“As for you, you meant evil against me, but God meant it for good, to bring it about that many people should be kept alive, as they are today” (Genesis 50:20).
I, like so many of you, just happened to turn on the television and spent the next several minutes trying to figure out what was happening at the Boston Marathon. The more I watched, the more I couldn’t believe what I was seeing. It felt like I was watching a disaster movie.
It was horrific. People being carried away with missing limbs and blood splatters on the streets isn’t what you normally see on the news, especially that early in the day. The same feeling I had on 9/11 came back, only this time it felt scarier even though the terrorist attack was on a much smaller scale. I thought, “This could have happened anywhere at any marathon or half-marathon or 5k. It could have been The Music City Marathon and one of my friends who got caught in the explosions.”
I still have trouble accepting that it really happened. Did some deranged lunatic really blow up a bomb, then set the second one to go off just as the first responders were arriving? Did he really put shrapnel int the bombs to make them more lethal? Did he target that 8-year old boy or did he just have the misfortune to be in the way?
I can’t fathom the logic behind something like this. This level of evil goes beyond anything my mind can comprehend. A part of me wants to see this guy caught and shown no mercy, the way he showed mo mercy to these victims.
Then I remember the story of Joseph. How he suffered atrocities at the hands of his own brothers. How he ended up sold into slavery, the first victim of human trafficking in recorded history.

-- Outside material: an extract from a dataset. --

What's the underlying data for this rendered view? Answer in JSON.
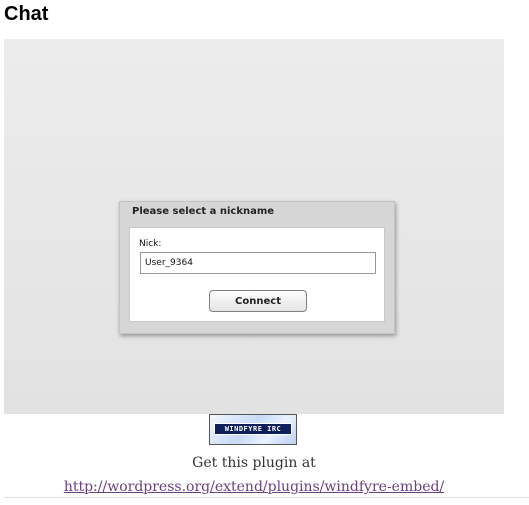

I especially remember his words in Genesis 50. What people intended for harm and for evil, God turned it into good and to salvation for a whole nation. Not only did survival come out of these atrocities, but salvation came through the person of Jesus, from the lineage of David.
I don’t know how, but I do know God will turn this heinous evil into good– someway, somehow. I don’t mean the act itself was good or that the aftermath is anything worth celebrating, but a reason for all of us to mourn and weep.
Yet I do believe that there will be stories that come out of this that will glorify God. Stories of people who sacrificed their bodies and lives so that others could live. Stories of how people came together as one, running toward the carnage when others were running away, and giving a little glimpse of what the Kingdom of God looks like.
The most shocking part of all is that God offers forgiveness even to the very individual who plotted and carried out one of the worst acts of terrorism ever. No one is too low for God to reach and no one is beyond his love. No one.
So I’m praying for the families of the victims and for those who are suffering with wounds that are more than just physical. I’m praying for God to make this and every other act of evil right.
I’m praying more fervently than ever, “Come, Lord Jesus, come!”
Yet I know that one day someone’s testimony of faith will start out something like “I remember exactly where I was when those bombs went off at the end of the Boston Marathon and when God showed up to me in a very real way.”
PS Interestingly enough, today’s Bible verse of the day on my You Version app was Hebrews 12:1-2: “Therefore, since we are surrounded by so great a cloud of witnesses, let us also lay aside every weight, and sin which clings so closely, and let us run with endurance the race that is set before us, looking to Jesus, the founder and perfecter of our faith, who for the joy that was set before him endured the cross, despising the shame, and is seated at the right hand of the throne of God.”